Last week, the Treasury Department bought a $5 billion stake in GMAC as part of a plan to transform the lender, formerly the financial arm of General Motors, into a bank holding company. The New York Times reported that GMAC wanted to become a bank mainly so it could be considered a "financial institution" and thereby qualify for money from the $700 billion Troubled Asset Relief Program.
Yet the Treasury used TARP funds to invest in GMAC. In other words, if the Times has the story right, GMAC received TARP money so it could be eligible for TARP money.
This paradox highlights the lawlessness of the Bush administration, which has ignored statutory restrictions on TARP and treated it as a slush fund for politically favored supplicants. Although he has criticized President Bush strongly for flouting the law and exceeding his constitutional powers, President-elect Barack Obama has applauded the latest manifestation of that tendency.

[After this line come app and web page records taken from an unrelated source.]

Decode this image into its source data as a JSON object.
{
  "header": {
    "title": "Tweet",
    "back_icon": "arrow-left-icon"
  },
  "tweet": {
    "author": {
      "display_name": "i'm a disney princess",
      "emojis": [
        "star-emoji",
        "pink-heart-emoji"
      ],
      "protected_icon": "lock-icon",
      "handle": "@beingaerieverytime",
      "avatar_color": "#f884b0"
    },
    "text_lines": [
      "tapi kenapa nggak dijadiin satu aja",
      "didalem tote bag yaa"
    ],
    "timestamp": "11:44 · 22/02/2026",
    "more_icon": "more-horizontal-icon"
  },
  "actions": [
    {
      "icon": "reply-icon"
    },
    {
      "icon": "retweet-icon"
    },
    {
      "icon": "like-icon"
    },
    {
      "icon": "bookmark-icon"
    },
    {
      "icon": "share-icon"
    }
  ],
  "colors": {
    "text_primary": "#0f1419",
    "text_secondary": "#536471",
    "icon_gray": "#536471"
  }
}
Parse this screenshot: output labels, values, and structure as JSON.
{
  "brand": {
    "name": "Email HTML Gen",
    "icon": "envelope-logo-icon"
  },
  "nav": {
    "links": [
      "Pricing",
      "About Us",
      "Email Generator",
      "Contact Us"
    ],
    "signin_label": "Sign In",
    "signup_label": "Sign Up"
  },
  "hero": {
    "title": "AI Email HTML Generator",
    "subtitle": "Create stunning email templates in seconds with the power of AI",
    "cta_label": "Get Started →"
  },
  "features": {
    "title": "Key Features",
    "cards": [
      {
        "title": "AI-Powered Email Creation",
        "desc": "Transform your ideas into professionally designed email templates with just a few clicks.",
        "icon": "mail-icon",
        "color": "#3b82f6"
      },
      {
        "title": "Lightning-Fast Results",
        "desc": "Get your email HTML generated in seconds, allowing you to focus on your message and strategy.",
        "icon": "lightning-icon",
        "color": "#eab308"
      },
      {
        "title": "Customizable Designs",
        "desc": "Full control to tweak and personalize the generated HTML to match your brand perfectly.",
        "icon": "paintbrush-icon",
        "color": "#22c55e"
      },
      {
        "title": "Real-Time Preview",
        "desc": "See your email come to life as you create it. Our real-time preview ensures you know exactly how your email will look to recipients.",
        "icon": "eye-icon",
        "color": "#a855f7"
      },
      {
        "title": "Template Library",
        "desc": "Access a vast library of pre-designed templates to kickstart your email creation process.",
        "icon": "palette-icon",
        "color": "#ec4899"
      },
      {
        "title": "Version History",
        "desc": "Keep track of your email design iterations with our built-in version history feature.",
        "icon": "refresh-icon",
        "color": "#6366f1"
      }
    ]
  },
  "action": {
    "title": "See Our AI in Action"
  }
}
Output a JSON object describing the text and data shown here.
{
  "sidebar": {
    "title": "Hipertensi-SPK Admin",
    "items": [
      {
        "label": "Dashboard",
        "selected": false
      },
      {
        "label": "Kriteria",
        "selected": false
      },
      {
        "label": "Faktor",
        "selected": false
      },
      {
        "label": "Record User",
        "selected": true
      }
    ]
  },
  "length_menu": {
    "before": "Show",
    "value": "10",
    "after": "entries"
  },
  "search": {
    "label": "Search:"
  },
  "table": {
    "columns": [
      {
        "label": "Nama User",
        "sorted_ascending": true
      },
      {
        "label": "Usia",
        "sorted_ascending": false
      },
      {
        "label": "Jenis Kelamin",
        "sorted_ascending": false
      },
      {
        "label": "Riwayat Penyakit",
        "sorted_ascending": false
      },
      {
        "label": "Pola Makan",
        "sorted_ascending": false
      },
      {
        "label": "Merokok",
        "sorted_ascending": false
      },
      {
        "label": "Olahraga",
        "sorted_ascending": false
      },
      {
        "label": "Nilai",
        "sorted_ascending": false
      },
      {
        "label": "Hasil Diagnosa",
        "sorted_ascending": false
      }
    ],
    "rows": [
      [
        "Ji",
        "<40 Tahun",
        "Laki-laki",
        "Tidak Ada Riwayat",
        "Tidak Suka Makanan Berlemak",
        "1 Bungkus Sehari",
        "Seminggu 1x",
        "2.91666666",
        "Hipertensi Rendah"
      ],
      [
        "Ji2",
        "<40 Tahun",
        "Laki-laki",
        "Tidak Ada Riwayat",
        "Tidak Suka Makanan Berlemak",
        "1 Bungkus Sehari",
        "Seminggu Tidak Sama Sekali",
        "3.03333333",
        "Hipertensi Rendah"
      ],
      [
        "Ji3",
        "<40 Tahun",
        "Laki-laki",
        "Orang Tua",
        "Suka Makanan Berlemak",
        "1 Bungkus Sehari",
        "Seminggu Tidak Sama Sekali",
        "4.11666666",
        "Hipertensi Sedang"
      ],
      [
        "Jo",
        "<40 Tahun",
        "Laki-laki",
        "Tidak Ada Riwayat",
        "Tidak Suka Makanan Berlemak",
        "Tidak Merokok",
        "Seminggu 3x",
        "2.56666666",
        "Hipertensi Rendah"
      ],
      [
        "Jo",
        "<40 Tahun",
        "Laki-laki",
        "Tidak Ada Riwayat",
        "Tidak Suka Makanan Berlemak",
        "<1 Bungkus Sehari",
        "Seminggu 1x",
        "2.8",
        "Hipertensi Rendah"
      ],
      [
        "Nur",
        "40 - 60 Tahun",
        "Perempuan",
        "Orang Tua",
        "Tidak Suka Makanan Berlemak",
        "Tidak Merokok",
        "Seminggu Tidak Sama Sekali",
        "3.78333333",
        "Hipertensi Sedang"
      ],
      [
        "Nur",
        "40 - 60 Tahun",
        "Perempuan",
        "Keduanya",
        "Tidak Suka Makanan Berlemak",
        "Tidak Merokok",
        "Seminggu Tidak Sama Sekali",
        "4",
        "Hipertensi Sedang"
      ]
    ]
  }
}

GMAC, which lends money to car dealers and buyers and also has dabbled disastrously in mortgages, has been bleeding billions for more than a year. In November, when it asked the Federal Reserve Board for permission to become a bank, the decision was based largely on the understanding that only financial institutions could receive help from TARP.
That was the Treasury's position, and it's not hard to understand why. The Emergency Economic Stabilization Act, which created TARP, authorized Treasury Secretary Henry Paulson "to purchase, and to make and fund commitments to purchase, troubled assets from any financial institution," the aim being "to restore liquidity and stability to the financial system."
But by the time the Federal Reserve approved GMAC's application, Paulson had decided that GM and Chrysler, which make not loans but cars, nevertheless could receive $17.4 billion from TARP to tide them over until Congress approved more aid. His epiphany about the meaning of the TARP law came immediately after Congress declined to approve emergency short-term assistance for the carmakers.
"While the purpose of (TARP) and the enabling legislation is to stabilize our financial sector," Paulson said, "the authority allows us to take this action. Absent Congressional action, no other authorities existed to stave off a disorderly bankruptcy of one or more auto companies."
To Paulson's mind, a "disorderly bankruptcy" of GM or Chrysler was unthinkable. Though Congress had not authorized a bailout of the automakers, he decided to pretend it had.